Sunday, February 14, 2010

Hidding messages in icmp packets

Hello everybody. A new month, a new article (I wish I could do this so periodically).

Today I'm going to show you something that I've been playing with. As you probably know (if you don't, I'm just telling you now :-)), the ICMP packets provides an arbitrary data space right after the ICMP header. Normally, no one use it, since ICMP is a control protocol that has all its usage right inside of it, leaving this data space useless.

A few days ago, I saw someone connected on Cinetix (http://nomius.ath.cx) and he was just connected, but not on the IRC server and I didn't know who he or she was. So an idea started to flow around my head "What about if I could send messages with ICMP packets".

So actually this is what I did... I wrote a tool to put a message in the data space and send it using the ICMP type 7 which is unassigned (for example, ping is the type 8). The problem is that the kernel just drop type 7 (as we all assume) and the data space is also dropped in any icmp packet. So I wrote a kernel patch that print the message in the output of dmesg or /var/log/message if you have set KERN_NOTICE to be displayed (I think klogd -c 6 does).

With this, you can send to a friend a message of the kind "Hey. This is David, I'm online on irc (jabber or whatever), jump in!" and it will be displayed in the system logs as a kernel notice.

Please, take note that this is not a chat system, but an "emergency system", so don't start using it as an everyday conversation protocol. This also isn't a patch that should be in the kernel mainstream, since ICMP packets of type 7 is unassigned, and NOT a communication protocol.

What about security?
Well, you might start asking yourself this "What if someone from the outside starts flooding my logs with dumb messages?". Right, well, the answer to this is netfilter; use iptables to drop these kind of package. Something like this:
iptables -A INPUT -p icmp --icmp-type 7 -j DROP

As you might know or guess, you can also block only one IP address or accept from a certain network like this:
iptables -A INPUT -p icmp --icmp-type 7 \! -s 10.0.0.1/24 -j DROP

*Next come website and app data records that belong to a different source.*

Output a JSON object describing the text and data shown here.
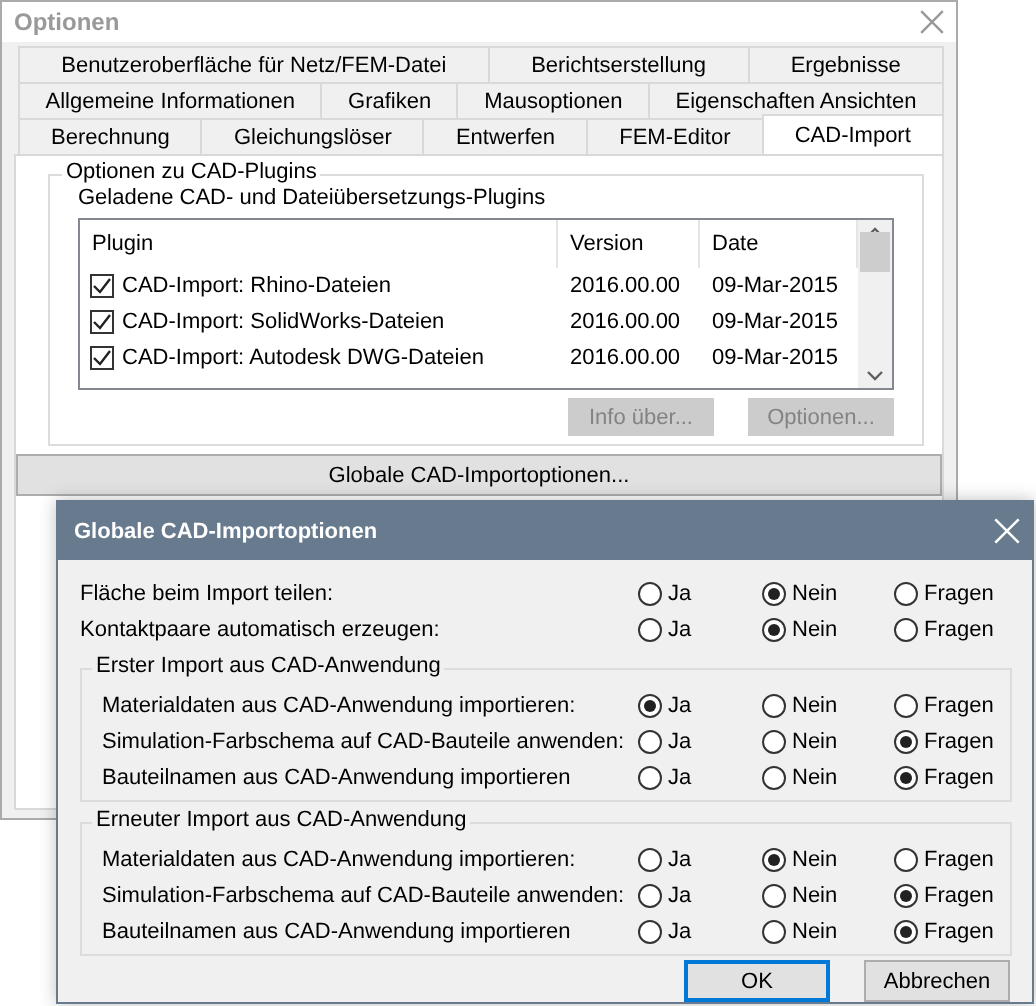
{
  "window": {
    "title": "Optionen"
  },
  "tab_rows": [
    [
      {
        "label": "Benutzeroberfläche für Netz/FEM-Datei",
        "selected": false
      },
      {
        "label": "Berichtserstellung",
        "selected": false
      },
      {
        "label": "Ergebnisse",
        "selected": false
      }
    ],
    [
      {
        "label": "Allgemeine Informationen",
        "selected": false
      },
      {
        "label": "Grafiken",
        "selected": false
      },
      {
        "label": "Mausoptionen",
        "selected": false
      },
      {
        "label": "Eigenschaften Ansichten",
        "selected": false
      }
    ],
    [
      {
        "label": "Berechnung",
        "selected": false
      },
      {
        "label": "Gleichungslöser",
        "selected": false
      },
      {
        "label": "Entwerfen",
        "selected": false
      },
      {
        "label": "FEM-Editor",
        "selected": false
      },
      {
        "label": "CAD-Import",
        "selected": true
      }
    ]
  ],
  "plugins_group": {
    "title": "Optionen zu CAD-Plugins",
    "subtitle": "Geladene CAD- und Dateiübersetzungs-Plugins",
    "columns": [
      "Plugin",
      "Version",
      "Date"
    ],
    "rows": [
      {
        "checked": true,
        "plugin": "CAD-Import:  Rhino-Dateien",
        "version": "2016.00.00",
        "date": "09-Mar-2015"
      },
      {
        "checked": true,
        "plugin": "CAD-Import:  SolidWorks-Dateien",
        "version": "2016.00.00",
        "date": "09-Mar-2015"
      },
      {
        "checked": true,
        "plugin": "CAD-Import: Autodesk DWG-Dateien",
        "version": "2016.00.00",
        "date": "09-Mar-2015"
      }
    ],
    "buttons": [
      {
        "label": "Info über...",
        "disabled": true
      },
      {
        "label": "Optionen...",
        "disabled": true
      }
    ]
  },
  "global_button": {
    "label": "Globale CAD-Importoptionen..."
  },
  "dialog": {
    "title": "Globale CAD-Importoptionen",
    "options": [
      {
        "label": "Fläche beim Import teilen:",
        "choices": [
          {
            "label": "Ja",
            "selected": false
          },
          {
            "label": "Nein",
            "selected": true
          },
          {
            "label": "Fragen",
            "selected": false
          }
        ]
      },
      {
        "label": "Kontaktpaare automatisch erzeugen:",
        "choices": [
          {
            "label": "Ja",
            "selected": false
          },
          {
            "label": "Nein",
            "selected": true
          },
          {
            "label": "Fragen",
            "selected": false
          }
        ]
      }
    ],
    "groups": [
      {
        "title": "Erster Import aus CAD-Anwendung",
        "options": [
          {
            "label": "Materialdaten aus CAD-Anwendung importieren:",
            "choices": [
              {
                "label": "Ja",
                "selected": true
              },
              {
                "label": "Nein",
                "selected": false
              },
              {
                "label": "Fragen",
                "selected": false
              }
            ]
          },
          {
            "label": "Simulation-Farbschema auf CAD-Bauteile anwenden:",
            "choices": [
              {
                "label": "Ja",
                "selected": false
              },
              {
                "label": "Nein",
                "selected": false
              },
              {
                "label": "Fragen",
                "selected": true
              }
            ]
          },
          {
            "label": "Bauteilnamen aus CAD-Anwendung importieren",
            "choices": [
              {
                "label": "Ja",
                "selected": false
              },
              {
                "label": "Nein",
                "selected": false
              },
              {
                "label": "Fragen",
                "selected": true
              }
            ]
          }
        ]
      },
      {
        "title": "Erneuter Import aus CAD-Anwendung",
        "options": [
          {
            "label": "Materialdaten aus CAD-Anwendung importieren:",
            "choices": [
              {
                "label": "Ja",
                "selected": false
              },
              {
                "label": "Nein",
                "selected": true
              },
              {
                "label": "Fragen",
                "selected": false
              }
            ]
          },
          {
            "label": "Simulation-Farbschema auf CAD-Bauteile anwenden:",
            "choices": [
              {
                "label": "Ja",
                "selected": false
              },
              {
                "label": "Nein",
                "selected": false
              },
              {
                "label": "Fragen",
                "selected": true
              }
            ]
          },
          {
            "label": "Bauteilnamen aus CAD-Anwendung importieren",
            "choices": [
              {
                "label": "Ja",
                "selected": false
              },
              {
                "label": "Nein",
                "selected": false
              },
              {
                "label": "Fragen",
                "selected": true
              }
            ]
          }
        ]
      }
    ],
    "buttons": [
      {
        "label": "OK",
        "focused": true
      },
      {
        "label": "Abbrechen",
        "focused": false
      }
    ]
  }
}
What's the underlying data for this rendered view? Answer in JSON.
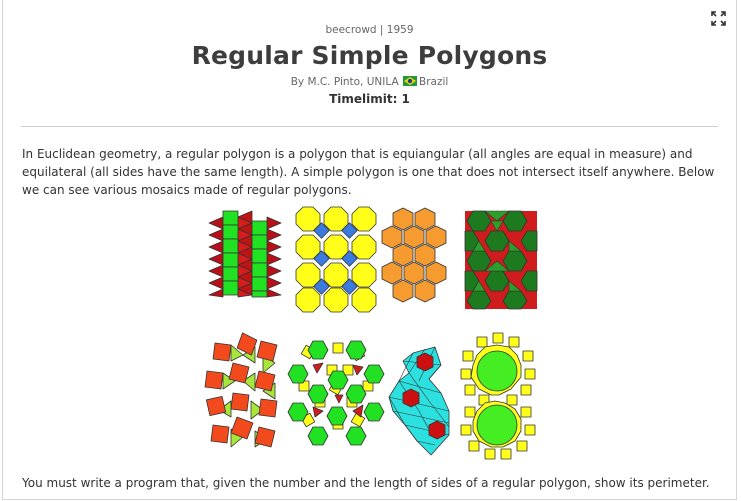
{
  "header": {
    "origin": "beecrowd | 1959",
    "title": "Regular Simple Polygons",
    "author_prefix": "By M.C. Pinto, UNILA",
    "country": "Brazil",
    "timelimit": "Timelimit: 1"
  },
  "icons": {
    "expand": "expand-icon",
    "flag": "brazil-flag-icon"
  },
  "description": {
    "paragraph1": "In Euclidean geometry, a regular polygon is a polygon that is equiangular (all angles are equal in measure) and equilateral (all sides have the same length). A simple polygon is one that does not intersect itself anywhere. Below we can see various mosaics made of regular polygons.",
    "paragraph2": "You must write a program that, given the number and the length of sides of a regular polygon, show its perimeter."
  },
  "figure": {
    "tiles": [
      {
        "name": "mosaic-squares-triangles",
        "colors": [
          "#22dd22",
          "#cc0000"
        ]
      },
      {
        "name": "mosaic-octagons-squares",
        "colors": [
          "#ffff00",
          "#3a7be0"
        ]
      },
      {
        "name": "mosaic-hexagons",
        "colors": [
          "#f59b30"
        ]
      },
      {
        "name": "mosaic-hexagons-triangles",
        "colors": [
          "#1e7a1e",
          "#d01c1c"
        ]
      },
      {
        "name": "mosaic-snub-square",
        "colors": [
          "#f24a1c",
          "#a8e63a"
        ]
      },
      {
        "name": "mosaic-hexagons-squares-triangles",
        "colors": [
          "#22dd22",
          "#ffff00",
          "#d01c1c"
        ]
      },
      {
        "name": "mosaic-cyan-triangles-hexagons",
        "colors": [
          "#2de0e0",
          "#cc1010"
        ]
      },
      {
        "name": "mosaic-dodecagons-squares",
        "colors": [
          "#44ee22",
          "#ffff00"
        ]
      }
    ]
  },
  "colors": {
    "title": "#3d3d3d",
    "text": "#333333",
    "rule": "#cfcfcf"
  }
}
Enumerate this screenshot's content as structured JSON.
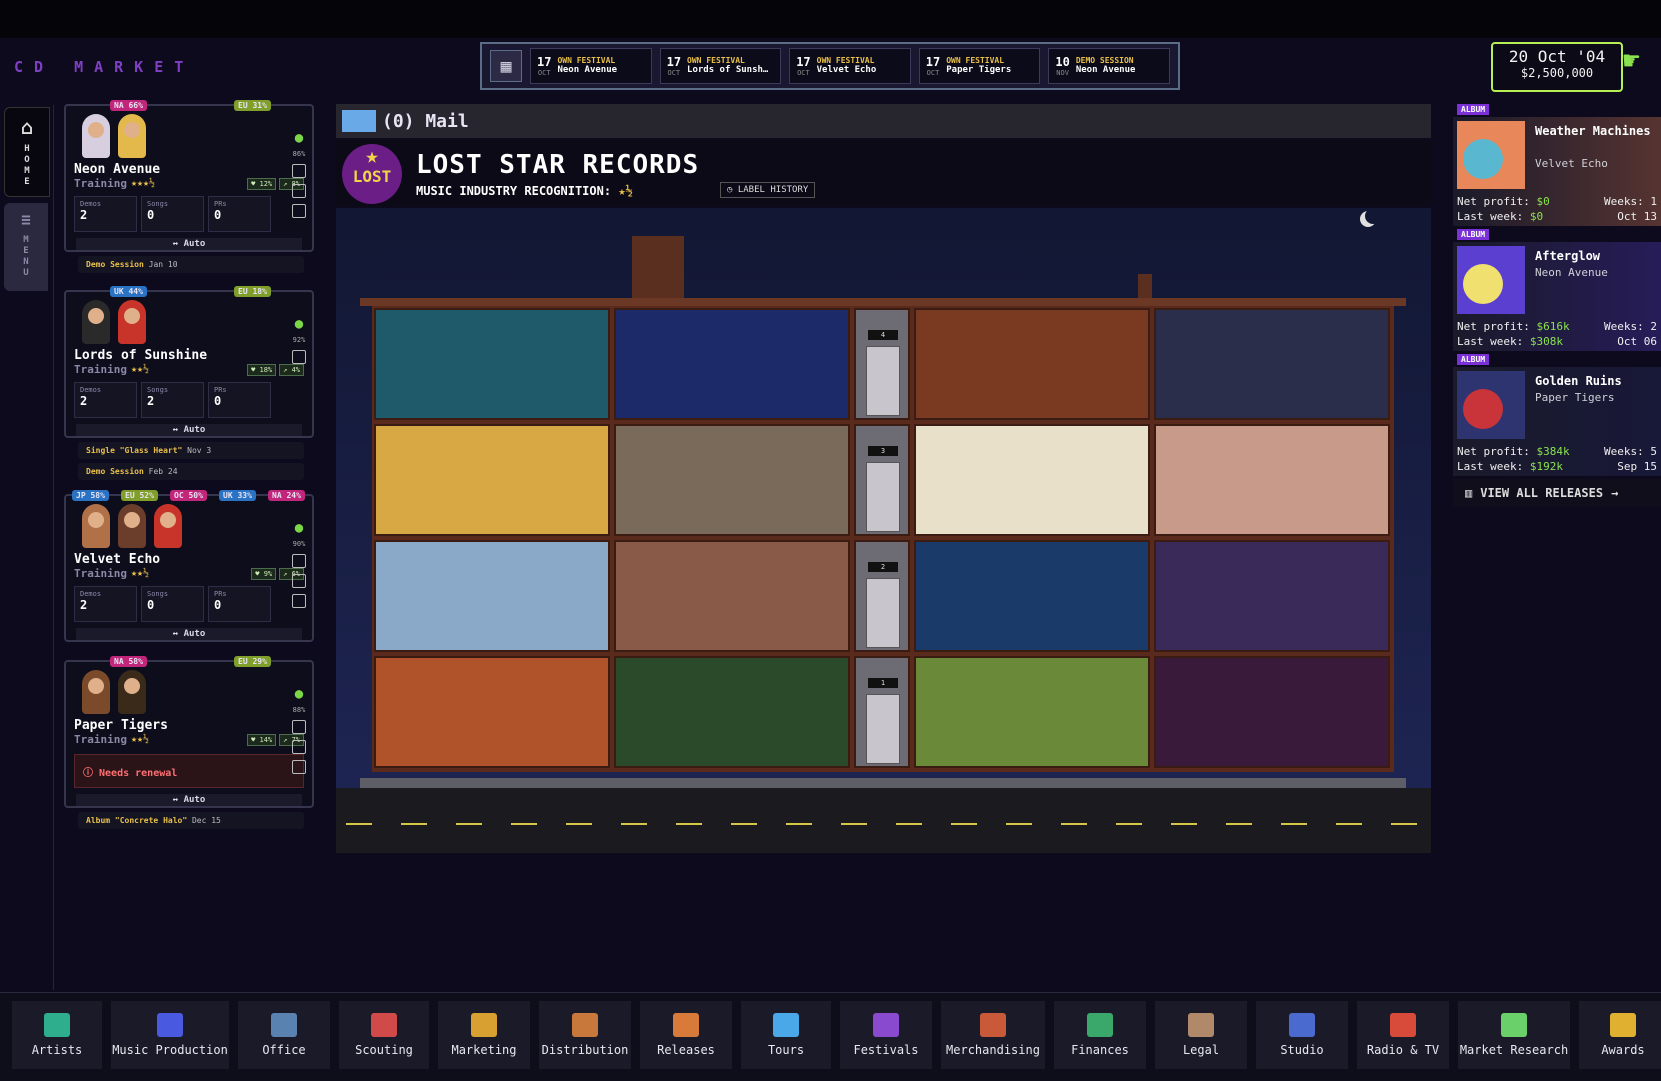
{
  "app": {
    "brand": "CD MARKET"
  },
  "calendar": {
    "events": [
      {
        "day": "17",
        "month": "OCT",
        "type": "OWN FESTIVAL",
        "name": "Neon Avenue"
      },
      {
        "day": "17",
        "month": "OCT",
        "type": "OWN FESTIVAL",
        "name": "Lords of Sunsh…"
      },
      {
        "day": "17",
        "month": "OCT",
        "type": "OWN FESTIVAL",
        "name": "Velvet Echo"
      },
      {
        "day": "17",
        "month": "OCT",
        "type": "OWN FESTIVAL",
        "name": "Paper Tigers"
      },
      {
        "day": "10",
        "month": "NOV",
        "type": "DEMO SESSION",
        "name": "Neon Avenue"
      }
    ]
  },
  "status": {
    "date": "20 Oct '04",
    "money": "$2,500,000"
  },
  "leftnav": {
    "home": "HOME",
    "menu": "MENU"
  },
  "artists": [
    {
      "name": "Neon Avenue",
      "training": "Training",
      "stars": "★★★½",
      "tags": [
        {
          "t": "NA 66%",
          "c": "#c2267a"
        },
        {
          "t": "EU 31%",
          "c": "#7f9e2a"
        }
      ],
      "pct": "86%",
      "stat1": "12%",
      "stat2": "8%",
      "demos_l": "Demos",
      "demos": "2",
      "songs_l": "Songs",
      "songs": "0",
      "prs_l": "PRs",
      "prs": "0",
      "auto": "↔ Auto",
      "tasks": [
        {
          "name": "Demo Session",
          "date": "Jan 10"
        }
      ]
    },
    {
      "name": "Lords of Sunshine",
      "training": "Training",
      "stars": "★★½",
      "tags": [
        {
          "t": "UK 44%",
          "c": "#2a72c4"
        },
        {
          "t": "EU 18%",
          "c": "#7f9e2a"
        }
      ],
      "pct": "92%",
      "stat1": "18%",
      "stat2": "4%",
      "demos_l": "Demos",
      "demos": "2",
      "songs_l": "Songs",
      "songs": "2",
      "prs_l": "PRs",
      "prs": "0",
      "auto": "↔ Auto",
      "tasks": [
        {
          "name": "Single \"Glass Heart\"",
          "date": "Nov 3"
        },
        {
          "name": "Demo Session",
          "date": "Feb 24"
        }
      ]
    },
    {
      "name": "Velvet Echo",
      "training": "Training",
      "stars": "★★½",
      "tags": [
        {
          "t": "JP 58%",
          "c": "#2a72c4"
        },
        {
          "t": "EU 52%",
          "c": "#7f9e2a"
        },
        {
          "t": "OC 50%",
          "c": "#c2267a"
        },
        {
          "t": "UK 33%",
          "c": "#2a72c4"
        },
        {
          "t": "NA 24%",
          "c": "#c2267a"
        }
      ],
      "pct": "90%",
      "stat1": "9%",
      "stat2": "6%",
      "demos_l": "Demos",
      "demos": "2",
      "songs_l": "Songs",
      "songs": "0",
      "prs_l": "PRs",
      "prs": "0",
      "auto": "↔ Auto",
      "tasks": []
    },
    {
      "name": "Paper Tigers",
      "training": "Training",
      "stars": "★★½",
      "tags": [
        {
          "t": "NA 58%",
          "c": "#c2267a"
        },
        {
          "t": "EU 29%",
          "c": "#7f9e2a"
        }
      ],
      "pct": "88%",
      "stat1": "14%",
      "stat2": "7%",
      "renew": "Needs renewal",
      "auto": "↔ Auto",
      "tasks": [
        {
          "name": "Album \"Concrete Halo\"",
          "date": "Dec 15"
        }
      ]
    }
  ],
  "mail": {
    "label": "(0) Mail"
  },
  "label": {
    "logo": "LOST",
    "name": "LOST STAR RECORDS",
    "recognition": "MUSIC INDUSTRY RECOGNITION:",
    "recognition_stars": "★½",
    "history": "LABEL HISTORY"
  },
  "building": {
    "floors": [
      "4",
      "3",
      "2",
      "1"
    ]
  },
  "releases": {
    "items": [
      {
        "tag": "ALBUM",
        "title": "Weather Machines",
        "artist": "Velvet Echo",
        "net_l": "Net profit:",
        "net": "$0",
        "weeks": "Weeks: 1",
        "last_l": "Last week:",
        "last": "$0",
        "date": "Oct 13",
        "colors": [
          "#e8875a",
          "#5ab7d0"
        ]
      },
      {
        "tag": "ALBUM",
        "title": "Afterglow",
        "artist": "Neon Avenue",
        "net_l": "Net profit:",
        "net": "$616k",
        "weeks": "Weeks: 2",
        "last_l": "Last week:",
        "last": "$308k",
        "date": "Oct 06",
        "colors": [
          "#5a3fd0",
          "#f0e070"
        ]
      },
      {
        "tag": "ALBUM",
        "title": "Golden Ruins",
        "artist": "Paper Tigers",
        "net_l": "Net profit:",
        "net": "$384k",
        "weeks": "Weeks: 5",
        "last_l": "Last week:",
        "last": "$192k",
        "date": "Sep 15",
        "colors": [
          "#2d3470",
          "#c8343a"
        ]
      }
    ],
    "view_all": "VIEW ALL RELEASES"
  },
  "bottom_nav": [
    {
      "label": "Artists",
      "color": "#2fae8e"
    },
    {
      "label": "Music Production",
      "color": "#4a5ae0"
    },
    {
      "label": "Office",
      "color": "#5a82b0"
    },
    {
      "label": "Scouting",
      "color": "#d04a4a"
    },
    {
      "label": "Marketing",
      "color": "#d8a030"
    },
    {
      "label": "Distribution",
      "color": "#c8783a"
    },
    {
      "label": "Releases",
      "color": "#d87a3a"
    },
    {
      "label": "Tours",
      "color": "#4aa8e8"
    },
    {
      "label": "Festivals",
      "color": "#8a4ad0"
    },
    {
      "label": "Merchandising",
      "color": "#c85a3a"
    },
    {
      "label": "Finances",
      "color": "#3aa86a"
    },
    {
      "label": "Legal",
      "color": "#b0886a"
    },
    {
      "label": "Studio",
      "color": "#4a6ad0"
    },
    {
      "label": "Radio & TV",
      "color": "#d84a3a"
    },
    {
      "label": "Market Research",
      "color": "#6ad06a"
    },
    {
      "label": "Awards",
      "color": "#e0b030"
    }
  ]
}
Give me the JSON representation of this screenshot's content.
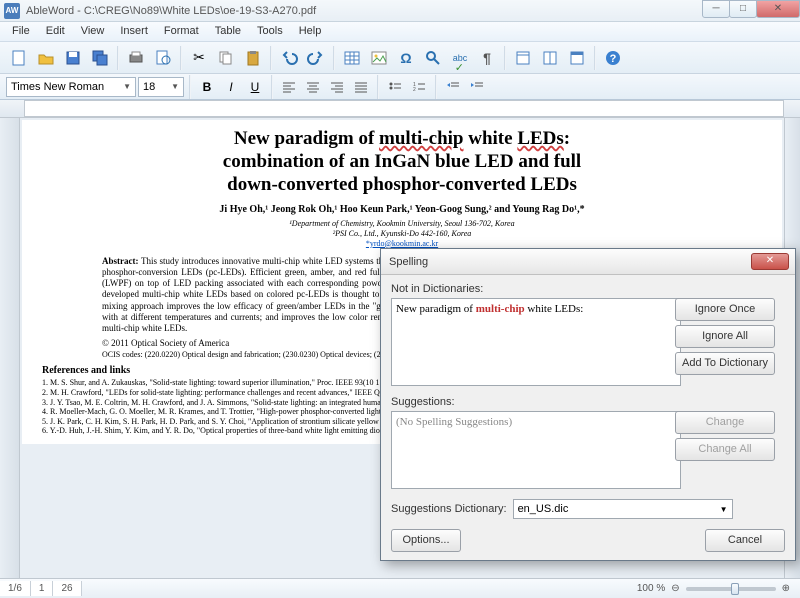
{
  "window": {
    "app_initials": "AW",
    "title": "AbleWord - C:\\CREG\\No89\\White LEDs\\oe-19-S3-A270.pdf"
  },
  "menu": [
    "File",
    "Edit",
    "View",
    "Insert",
    "Format",
    "Table",
    "Tools",
    "Help"
  ],
  "formatbar": {
    "font_name": "Times New Roman",
    "font_size": "18"
  },
  "document": {
    "title_line1": "New paradigm of multi-chip white LEDs:",
    "title_line2": "combination of an InGaN blue LED and full",
    "title_line3": "down-converted phosphor-converted LEDs",
    "title_wavy": "multi-chip",
    "authors": "Ji Hye Oh,¹ Jeong Rok Oh,¹ Hoo Keun Park,¹ Yeon-Goog Sung,² and Young Rag Do¹,*",
    "affil1": "¹Department of Chemistry, Kookmin University, Seoul 136-702, Korea",
    "affil2": "²PSI Co., Ltd., Kyunski-Do 442-160, Korea",
    "email": "*yrdo@kookmin.ac.kr",
    "abstract_label": "Abstract:",
    "abstract_text": "This study introduces innovative multi-chip white LED systems that combine an InGaN blue LED and green/red or green/amber/red full down-converted, phosphor-conversion LEDs (pc-LEDs). Efficient green, amber, and red full down-converted pc-LEDs were fabricated by simply capping a long-wave pass filter (LWPF) on top of LED packing associated with each corresponding powder phosphor. The principal advantage of this type of color-mixing approach in newly developed multi-chip white LEDs based on colored pc-LEDs is thought to be dynamic control of the chromaticity and better light quality. In addition, the color-mixing approach improves the low efficacy of green/amber LEDs in the \"green gap\" wavelength; reduces the wide color/efficacy variations of each primary LED with at different temperatures and currents; and improves the low color rendering indexes of the traditional color-mixing approach in red, green, and blue (RGB) multi-chip white LEDs.",
    "copyright": "© 2011 Optical Society of America",
    "ocis": "OCIS codes: (220.0220) Optical design and fabrication; (230.0230) Optical devices; (230.14 Bragg reflectors; (230.3670) Light-emitting diodes.",
    "refs_heading": "References and links",
    "refs": [
      "1. M. S. Shur, and A. Zukauskas, \"Solid-state lighting: toward superior illumination,\" Proc. IEEE 93(10 1703 (2005).",
      "2. M. H. Crawford, \"LEDs for solid-state lighting: performance challenges and recent advances,\" IEEE Quantum Electron. 15(4), 1028–1040 (2009).",
      "3. J. Y. Tsao, M. E. Coltrin, M. H. Crawford, and J. A. Simmons, \"Solid-state lighting: an integrated human factors, technology, and economic perspective,\" Proc. IEEE 98(7), 1162–1179 (2010).",
      "4. R. Moeller-Mach, G. O. Moeller, M. R. Krames, and T. Trottier, \"High-power phosphor-converted light-emitting diodes based on III-Nitrides,\" IEEE J. Sel. Top. Quantum Electron. 8(2), 339–345 (2002).",
      "5. J. K. Park, C. H. Kim, S. H. Park, H. D. Park, and S. Y. Choi, \"Application of strontium silicate yellow phosphor for white light-emitting diodes,\" Appl. Phys. Lett. 84(10), 1647–1649 (2004).",
      "6. Y.-D. Huh, J.-H. Shim, Y. Kim, and Y. R. Do, \"Optical properties of three-band white light emitting diodes,\" J."
    ]
  },
  "statusbar": {
    "pages": [
      "1/6",
      "1",
      "26"
    ],
    "zoom": "100 %"
  },
  "dialog": {
    "title": "Spelling",
    "not_in_dict_label": "Not in Dictionaries:",
    "context_pre": "New paradigm of ",
    "context_word": "multi-chip",
    "context_post": " white LEDs:",
    "suggestions_label": "Suggestions:",
    "no_suggestions": "(No Spelling Suggestions)",
    "dict_label": "Suggestions Dictionary:",
    "dict_value": "en_US.dic",
    "buttons": {
      "ignore_once": "Ignore Once",
      "ignore_all": "Ignore All",
      "add": "Add To Dictionary",
      "change": "Change",
      "change_all": "Change All",
      "options": "Options...",
      "cancel": "Cancel"
    }
  }
}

Use more complex rules creating policies like "if someone exceed the number of 5 ICMP type 7 packets in a minute, drop any packet from the IP address".

Enough with the talking... How do I use it?
Great, right to the point. So the steps:

1) First of all, patch and compile your kernel.
cd linux-2.6.31 && patch -p1 < patch_icmp_type_7_messages.diff

And compile and install your new kernel using the way you normally do (make config/menuconfig, etc...)

2) Then compile the icmp_send.c program:
gcc icmp_send.c -o icmp_send

3) Send a test message:
./icmp_send 127.0.0.1 "Hello world"

3) Check out the dmesg output:
./dmesg | grep "ICMP 7 Message"

Get it!
Anyways, this is a really nice thing to play with and I hope people find it useful. You can get the kernel patch and the ICMP message program from the links below.

patch_icmp_type_7_messages.diff
icmp_send.c

Have fun.

5 comments:

avarus said...

hi David,
you are always writing interesting stuff like that.

Keep that going! :)

See you,
Andreas.

Anonymous said...

Nice tool David! kind of like an 'ICMP covert channel'.

Nomius said...

It's not just a tool, but a kernel patch too. :-)

Anonymous said...

It need a kernel patch, which is definitely not good! Instead write a chatting system... i think that will be better..

However, since Windows XP SP 2, M$ drops the ability to create raw network package, and the new Vista/7 inherits this behavior! So what do you guys think?

Nomius said...

As I said:
"Please, take note that this is not a chat system, but an 'emergency system', so don't start using it as an everyday conversation protocol. This also isn't a patch that should be in the kernel mainstream, since ICMP packets of type 7 is unassigned, and NOT a communication protocol."

THIS IS A DEVELOPING TEST, NOT SOMETHING THAT YOU SHOULD USE EVERYDAY.

But I though it was something interesting to show.